Genesis 20: As Abraham and Sarah move again, Abraham’s fear leads him to repeat a past mistake, claiming Sarah as his sister. King Abimelech’s near-misstep, prevented by God’s intervention, shows how divine sovereignty often waylays human decisions.
Genesis 21:1-7: Finally, the promise is fulfilled with Isaac’s birth. Sarah’s joyous laughter replaces her earlier skepticism, marking a moment of divine faithfulness and human transformation.
God’s Interaction with Flawed Humanity
These chapters vividly portray God connecting with deeply flawed individuals: a couple who laughs at divine promises, a man who negotiates with God, and a patriarch who lies out of fear. Yet, God’s unwavering commitment to His promises offers hope to us all.
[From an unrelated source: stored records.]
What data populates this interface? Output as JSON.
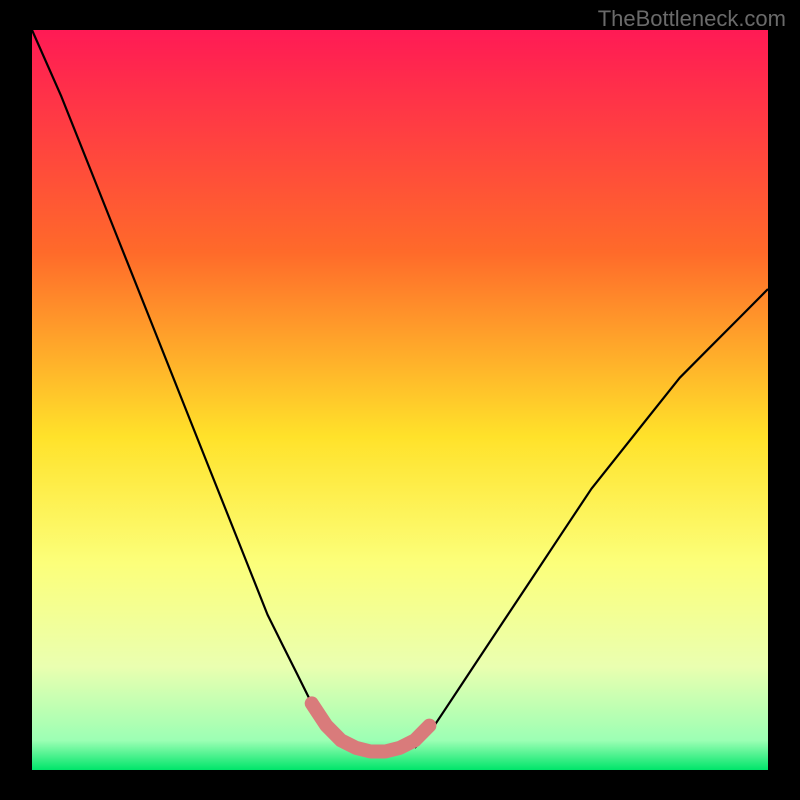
{
  "watermark": "TheBottleneck.com",
  "chart_data": {
    "type": "line",
    "title": "",
    "xlabel": "",
    "ylabel": "",
    "xlim": [
      0,
      100
    ],
    "ylim": [
      0,
      100
    ],
    "gradient_stops": [
      {
        "offset": 0,
        "color": "#ff1a55"
      },
      {
        "offset": 30,
        "color": "#ff6a2a"
      },
      {
        "offset": 55,
        "color": "#ffe22a"
      },
      {
        "offset": 72,
        "color": "#fcff7a"
      },
      {
        "offset": 86,
        "color": "#eaffb0"
      },
      {
        "offset": 96,
        "color": "#9cffb4"
      },
      {
        "offset": 100,
        "color": "#00e56a"
      }
    ],
    "series": [
      {
        "name": "left-arm",
        "color": "#000000",
        "x": [
          0,
          4,
          8,
          12,
          16,
          20,
          24,
          28,
          30,
          32,
          34,
          36,
          38,
          40,
          42,
          44
        ],
        "y": [
          100,
          91,
          81,
          71,
          61,
          51,
          41,
          31,
          26,
          21,
          17,
          13,
          9,
          6,
          4,
          3
        ]
      },
      {
        "name": "right-arm",
        "color": "#000000",
        "x": [
          52,
          54,
          56,
          58,
          60,
          64,
          68,
          72,
          76,
          80,
          84,
          88,
          92,
          96,
          100
        ],
        "y": [
          3,
          5,
          8,
          11,
          14,
          20,
          26,
          32,
          38,
          43,
          48,
          53,
          57,
          61,
          65
        ]
      },
      {
        "name": "valley-highlight",
        "color": "#d97b7b",
        "thick": true,
        "x": [
          38,
          40,
          42,
          44,
          46,
          48,
          50,
          52,
          54
        ],
        "y": [
          9,
          6,
          4,
          3,
          2.5,
          2.5,
          3,
          4,
          6
        ]
      }
    ]
  }
}
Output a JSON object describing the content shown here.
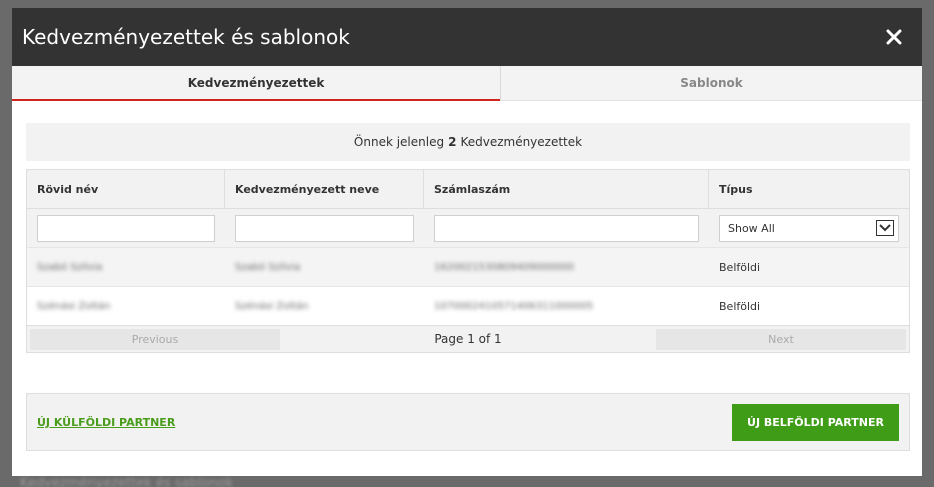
{
  "backdrop": {
    "text": "Kedvezményezettek és sablonok"
  },
  "modal": {
    "title": "Kedvezményezettek és sablonok",
    "close_icon": "close-icon"
  },
  "tabs": [
    {
      "label": "Kedvezményezettek",
      "active": true
    },
    {
      "label": "Sablonok",
      "active": false
    }
  ],
  "summary": {
    "prefix": "Önnek jelenleg",
    "count": "2",
    "suffix": "Kedvezményezettek"
  },
  "table": {
    "columns": [
      "Rövid név",
      "Kedvezményezett neve",
      "Számlaszám",
      "Típus"
    ],
    "filter": {
      "select_value": "Show All"
    },
    "rows": [
      {
        "short_name": "Szabó Szilvia",
        "full_name": "Szabó Szilvia",
        "account": "1620021530809409000000",
        "type": "Belföldi"
      },
      {
        "short_name": "Szénási Zoltán",
        "full_name": "Szénási Zoltán",
        "account": "1070002410571406311000005",
        "type": "Belföldi"
      }
    ]
  },
  "pager": {
    "previous": "Previous",
    "info": "Page 1 of 1",
    "next": "Next"
  },
  "footer": {
    "foreign_partner": "ÚJ KÜLFÖLDI PARTNER",
    "domestic_partner": "ÚJ BELFÖLDI PARTNER"
  },
  "colors": {
    "header_bg": "#333333",
    "active_tab_underline": "#d0251c",
    "primary_green": "#3f9c16",
    "link_green": "#4a9c1c"
  }
}
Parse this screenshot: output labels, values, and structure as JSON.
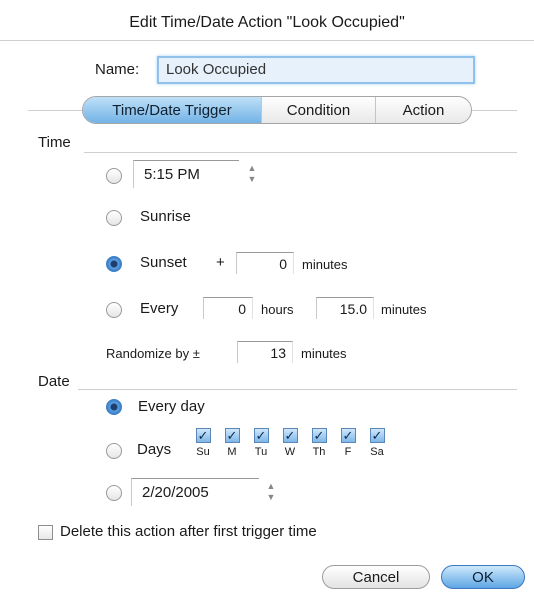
{
  "dialog": {
    "title": "Edit Time/Date Action \"Look Occupied\""
  },
  "name": {
    "label": "Name:",
    "value": "Look Occupied"
  },
  "tabs": [
    {
      "label": "Time/Date Trigger",
      "active": true
    },
    {
      "label": "Condition",
      "active": false
    },
    {
      "label": "Action",
      "active": false
    }
  ],
  "time": {
    "section_label": "Time",
    "specific_time": "5:15 PM",
    "sunrise_label": "Sunrise",
    "sunset_label": "Sunset",
    "sunset_plus": "+",
    "sunset_offset": "0",
    "minutes_label": "minutes",
    "every_label": "Every",
    "every_hours": "0",
    "hours_label": "hours",
    "every_minutes": "15.0",
    "randomize_label": "Randomize by ±",
    "randomize_value": "13",
    "selected": "sunset"
  },
  "date": {
    "section_label": "Date",
    "every_day_label": "Every day",
    "days_label": "Days",
    "days": [
      {
        "label": "Su",
        "checked": true
      },
      {
        "label": "M",
        "checked": true
      },
      {
        "label": "Tu",
        "checked": true
      },
      {
        "label": "W",
        "checked": true
      },
      {
        "label": "Th",
        "checked": true
      },
      {
        "label": "F",
        "checked": true
      },
      {
        "label": "Sa",
        "checked": true
      }
    ],
    "specific_date": "2/20/2005",
    "selected": "every_day"
  },
  "delete_after": {
    "label": "Delete this action after first trigger time",
    "checked": false
  },
  "buttons": {
    "cancel": "Cancel",
    "ok": "OK"
  },
  "colors": {
    "accent": "#6aaee6",
    "field_focus": "#8fc1ea"
  }
}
We are reminded that our relationship with God isn’t based on our perfection but on His faithfulness.
God’s faithfulness is like a relentless pursuit, a love that never gives up. From Adam and Eve to Abraham, we see His loyalty and provision. Abraham’s story, in particular, reflects this faithfulness – God’s assurance of countless descendants and His choice of Abraham for his potential to lead his family in righteousness.
As we continue reading, let’s hold on to the truth that God’s promises and His relationship with us are not contingent on our flawlessness but on His steadfast love and faithfulness.
Genesis 21:8-34, 22-23, 11:32, 24
Today’s passage takes us deeper into the complex and profound story of Abraham, Sarah, Hagar, Isaac, and Ishmael, revealing the intricate interplay of human emotions, divine interventions, and the unfolding of God’s plans.
Genesis 21:8-34: The narrative begins with a family conflict. Sarah’s distress over Ishmael’s behavior towards Isaac leads to Hagar and Ishmael’s heartbreaking departure. Abraham, faced with a painful decision, is reassured by God’s promise of Ishmael’s future. Hagar, plunged into despair in the wilderness, experiences God’s intervention at her most vulnerable moment. This act reinforces the recurring theme in the Bible: God’s attentive response to the cries of His people.
Genesis 22: In a dramatic turn of events, God tests Abraham’s faith by asking him to sacrifice Isaac. Abraham’s unwavering obedience and faith in God’s provision are profoundly depicted when he assures Isaac, “God will provide a sheep for the burnt offering, my son.” The provision of a ram as a substitute for Isaac is a powerful demonstration of God’s faithfulness and Abraham’s trust in Him.
Genesis 23: We read about a somber moment with Sarah’s death. Abraham’s negotiation for a burial place signifies his continued faith in God’s promises as he secures a permanent resting place in the promised land.
Genesis 11:32: The brief mention of Terah’s death connects us back to the beginning of Abraham’s journey, reminding us of the generational continuity and the fulfillment of God’s promises.
Genesis 24: As Abraham grows older, the focus shifts to securing Isaac’s future. Abraham’s servant, guided by divine providence, embarks on a mission to find a wife for Isaac. The encounter with Rebekah at the well is nothing short of divine orchestration. Her willingness to leave her home to marry Isaac is a testament to her faith and God’s guiding hand.
God’s Unfailing Provision and Our Faithful Walk
The story of Isaac and Rebekah holds deeper allegorical meanings, paralleling the relationship between Christ and the Church. Isaac’s near-sacrifice, miraculous birth, Rebekah’s chosen role, and eventual union symbolize Christ’s love for His Church and the divine plan for humanity. Then, from Hagar’s well in the wilderness to the ram for Abraham’s sacrifice, we see God’s timely provision in desperate situations.